[Web page and app entries]
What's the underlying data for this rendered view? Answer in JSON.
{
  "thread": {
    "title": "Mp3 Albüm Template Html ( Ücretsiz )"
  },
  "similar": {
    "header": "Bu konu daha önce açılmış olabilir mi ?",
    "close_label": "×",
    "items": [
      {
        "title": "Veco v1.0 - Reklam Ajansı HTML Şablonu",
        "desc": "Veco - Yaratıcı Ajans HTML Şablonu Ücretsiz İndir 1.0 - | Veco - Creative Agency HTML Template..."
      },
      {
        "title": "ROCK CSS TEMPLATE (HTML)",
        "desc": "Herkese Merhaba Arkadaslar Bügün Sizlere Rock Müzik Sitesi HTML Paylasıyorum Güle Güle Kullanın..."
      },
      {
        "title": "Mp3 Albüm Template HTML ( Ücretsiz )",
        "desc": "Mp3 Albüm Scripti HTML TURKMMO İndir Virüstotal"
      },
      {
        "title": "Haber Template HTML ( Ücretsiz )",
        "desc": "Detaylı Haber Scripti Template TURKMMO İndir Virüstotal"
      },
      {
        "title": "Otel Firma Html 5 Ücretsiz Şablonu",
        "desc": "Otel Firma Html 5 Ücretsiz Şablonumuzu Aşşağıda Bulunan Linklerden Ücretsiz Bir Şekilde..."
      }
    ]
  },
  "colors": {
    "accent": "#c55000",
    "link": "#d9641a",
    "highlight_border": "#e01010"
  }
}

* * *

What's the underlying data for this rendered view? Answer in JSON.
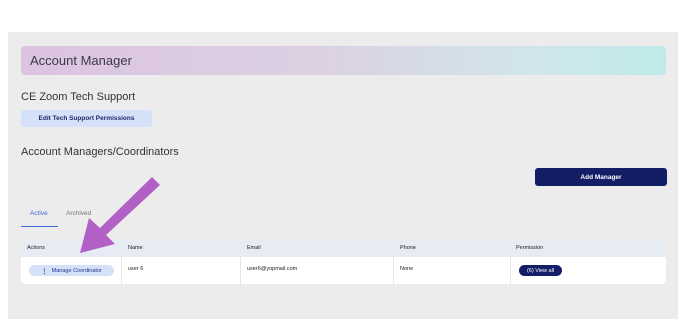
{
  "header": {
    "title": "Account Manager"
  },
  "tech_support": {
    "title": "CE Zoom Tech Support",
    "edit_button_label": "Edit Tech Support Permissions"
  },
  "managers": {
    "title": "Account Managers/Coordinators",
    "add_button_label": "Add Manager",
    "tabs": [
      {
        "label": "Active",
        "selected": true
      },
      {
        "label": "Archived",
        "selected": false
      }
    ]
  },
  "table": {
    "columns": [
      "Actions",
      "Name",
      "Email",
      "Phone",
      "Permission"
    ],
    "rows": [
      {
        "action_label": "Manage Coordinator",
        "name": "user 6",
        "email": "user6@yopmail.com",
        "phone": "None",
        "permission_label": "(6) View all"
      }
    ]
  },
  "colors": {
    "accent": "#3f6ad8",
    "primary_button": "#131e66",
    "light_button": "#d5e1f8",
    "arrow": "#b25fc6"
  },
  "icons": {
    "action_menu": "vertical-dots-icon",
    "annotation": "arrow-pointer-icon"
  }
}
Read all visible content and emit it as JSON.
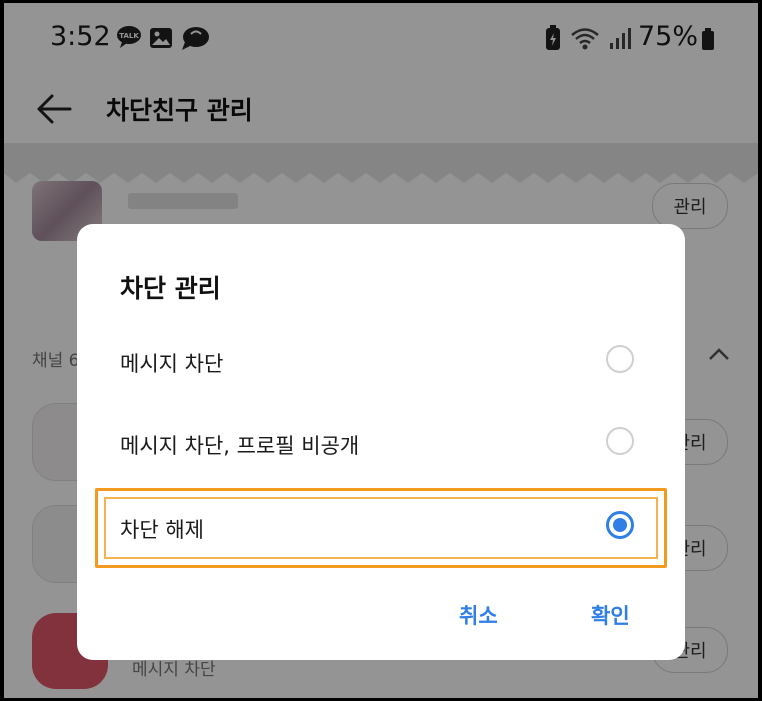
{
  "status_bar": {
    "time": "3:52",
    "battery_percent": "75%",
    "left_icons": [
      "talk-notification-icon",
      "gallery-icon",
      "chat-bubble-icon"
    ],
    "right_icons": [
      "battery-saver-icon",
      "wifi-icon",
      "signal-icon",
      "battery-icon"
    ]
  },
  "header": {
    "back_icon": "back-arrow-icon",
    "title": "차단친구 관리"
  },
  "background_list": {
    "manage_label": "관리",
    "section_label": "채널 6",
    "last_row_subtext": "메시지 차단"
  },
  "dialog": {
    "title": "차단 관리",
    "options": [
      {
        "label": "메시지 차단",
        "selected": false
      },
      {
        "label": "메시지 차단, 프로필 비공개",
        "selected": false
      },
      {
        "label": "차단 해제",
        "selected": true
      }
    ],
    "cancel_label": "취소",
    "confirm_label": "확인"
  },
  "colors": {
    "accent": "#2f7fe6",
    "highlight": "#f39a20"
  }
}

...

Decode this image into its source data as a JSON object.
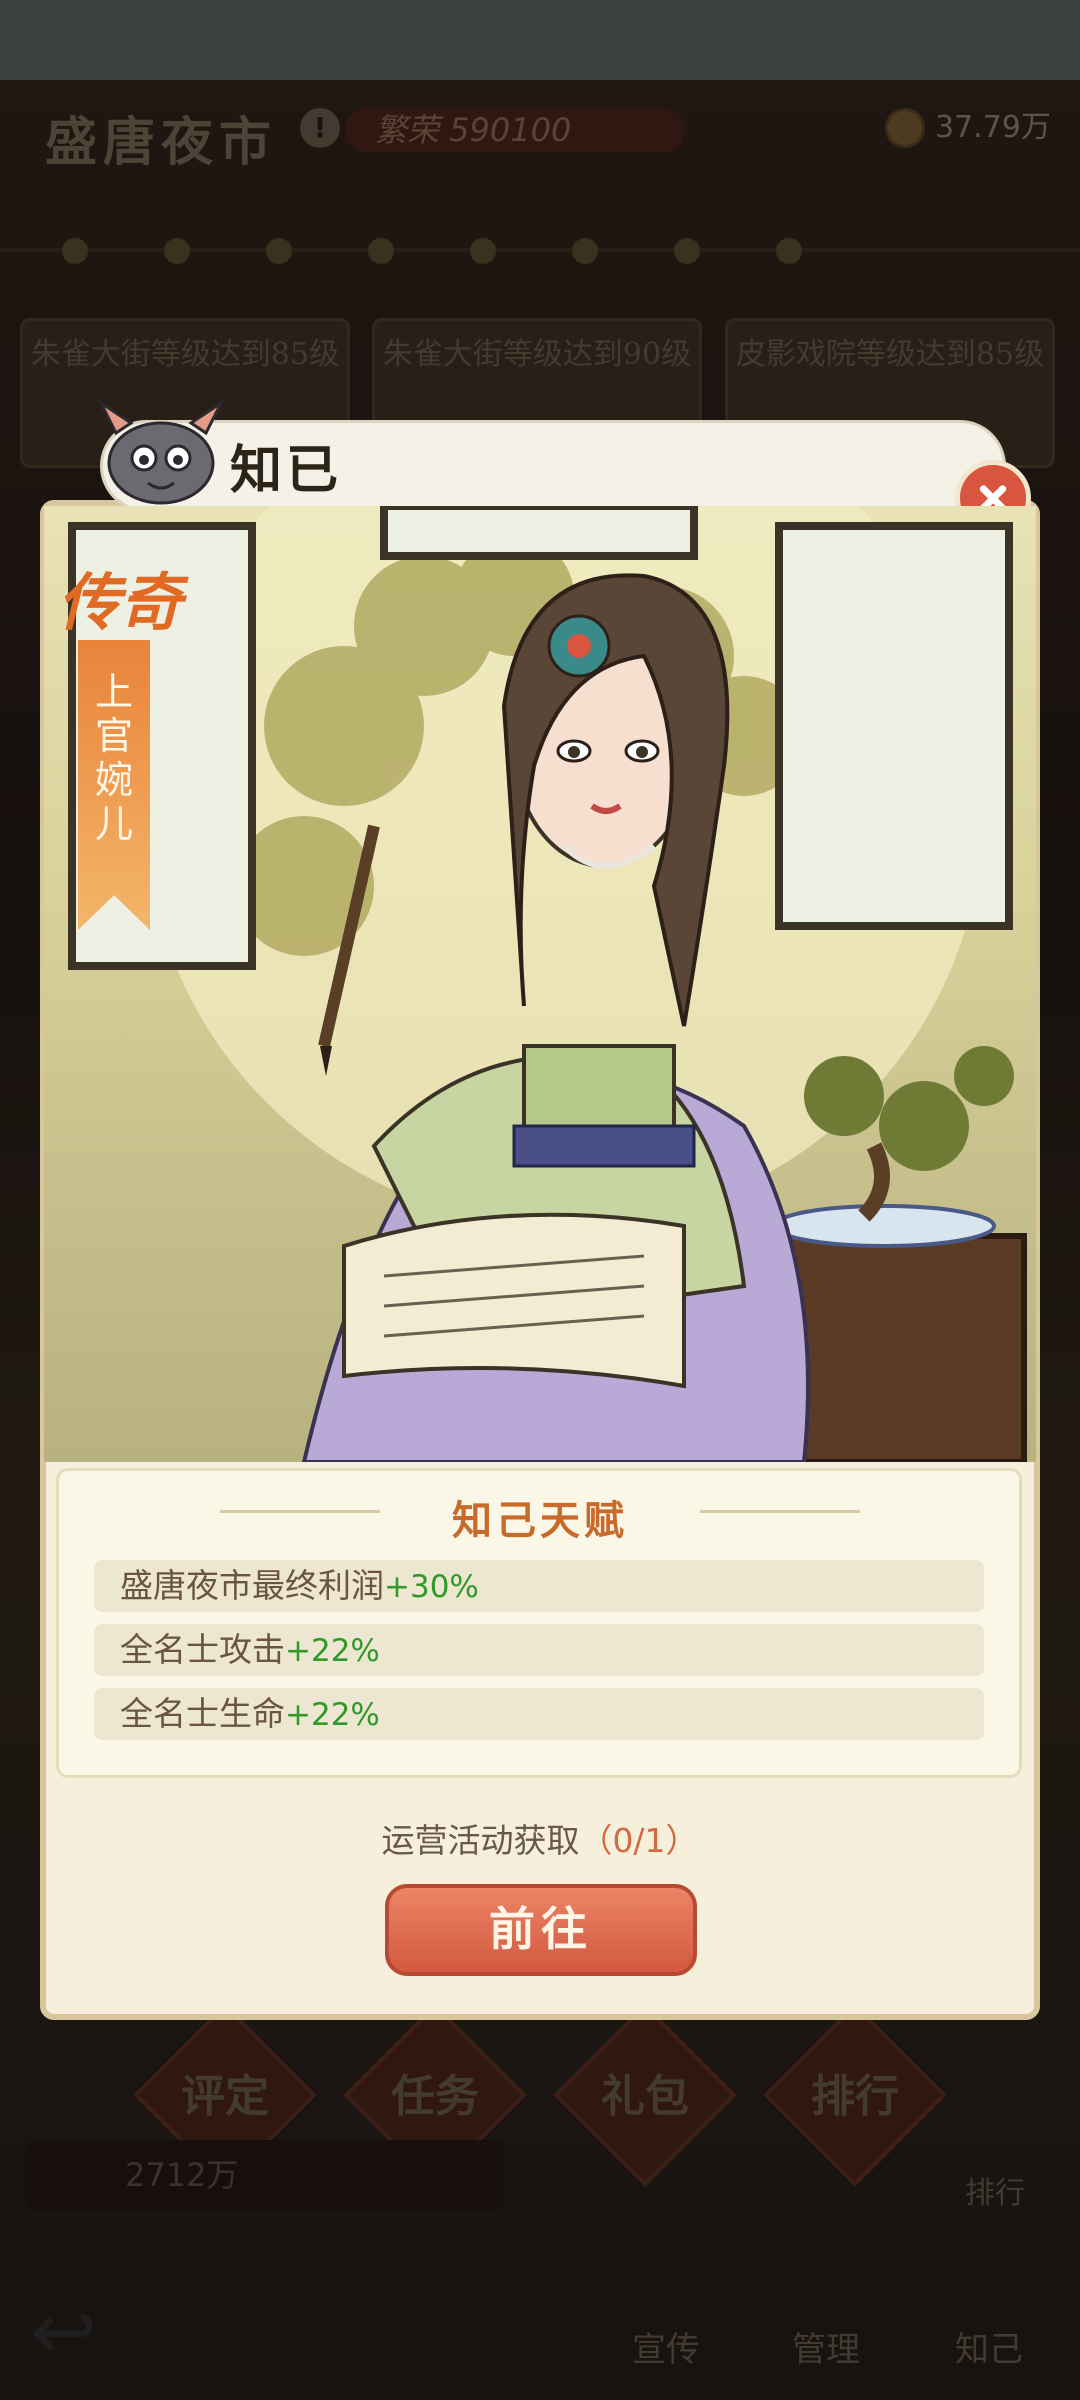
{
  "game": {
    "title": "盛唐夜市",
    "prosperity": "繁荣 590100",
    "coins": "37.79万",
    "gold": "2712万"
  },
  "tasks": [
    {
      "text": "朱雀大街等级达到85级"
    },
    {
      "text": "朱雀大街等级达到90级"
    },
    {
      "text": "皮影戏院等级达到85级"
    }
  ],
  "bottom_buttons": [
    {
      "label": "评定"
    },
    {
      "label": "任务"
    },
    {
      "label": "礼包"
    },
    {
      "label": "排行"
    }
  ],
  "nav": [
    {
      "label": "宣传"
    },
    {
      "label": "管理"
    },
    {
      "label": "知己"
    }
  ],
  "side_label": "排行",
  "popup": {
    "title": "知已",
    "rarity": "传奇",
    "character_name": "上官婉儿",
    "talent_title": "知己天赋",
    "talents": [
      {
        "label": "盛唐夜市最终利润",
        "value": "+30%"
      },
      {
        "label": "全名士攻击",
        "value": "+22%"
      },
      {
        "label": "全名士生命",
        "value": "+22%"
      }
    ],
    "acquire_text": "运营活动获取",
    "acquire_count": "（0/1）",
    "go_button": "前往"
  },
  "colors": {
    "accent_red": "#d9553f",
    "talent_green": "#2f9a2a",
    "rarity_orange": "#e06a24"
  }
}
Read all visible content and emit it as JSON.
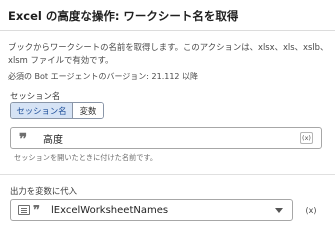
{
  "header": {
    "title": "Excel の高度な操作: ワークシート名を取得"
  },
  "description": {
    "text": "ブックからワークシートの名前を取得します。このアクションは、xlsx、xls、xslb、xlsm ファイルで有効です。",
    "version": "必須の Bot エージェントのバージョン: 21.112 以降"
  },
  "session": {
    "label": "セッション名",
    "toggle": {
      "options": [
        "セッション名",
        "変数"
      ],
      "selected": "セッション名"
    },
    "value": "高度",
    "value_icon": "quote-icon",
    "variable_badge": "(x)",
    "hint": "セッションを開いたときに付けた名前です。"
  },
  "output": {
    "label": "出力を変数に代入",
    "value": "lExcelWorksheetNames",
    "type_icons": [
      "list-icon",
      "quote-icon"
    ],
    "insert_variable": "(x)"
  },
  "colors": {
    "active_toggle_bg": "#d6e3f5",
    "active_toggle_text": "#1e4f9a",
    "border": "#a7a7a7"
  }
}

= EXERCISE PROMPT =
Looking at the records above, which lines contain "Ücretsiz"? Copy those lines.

= PROBLEM SOLUTION =
    "title": "Mp3 Albüm Template Html ( Ücretsiz )"
        "desc": "Veco - Yaratıcı Ajans HTML Şablonu Ücretsiz İndir 1.0 - | Veco - Creative Agency HTML Template..."
        "title": "Mp3 Albüm Template HTML ( Ücretsiz )",
        "title": "Haber Template HTML ( Ücretsiz )",
        "title": "Otel Firma Html 5 Ücretsiz Şablonu",
        "desc": "Otel Firma Html 5 Ücretsiz Şablonumuzu Aşşağıda Bulunan Linklerden Ücretsiz Bir Şekilde..."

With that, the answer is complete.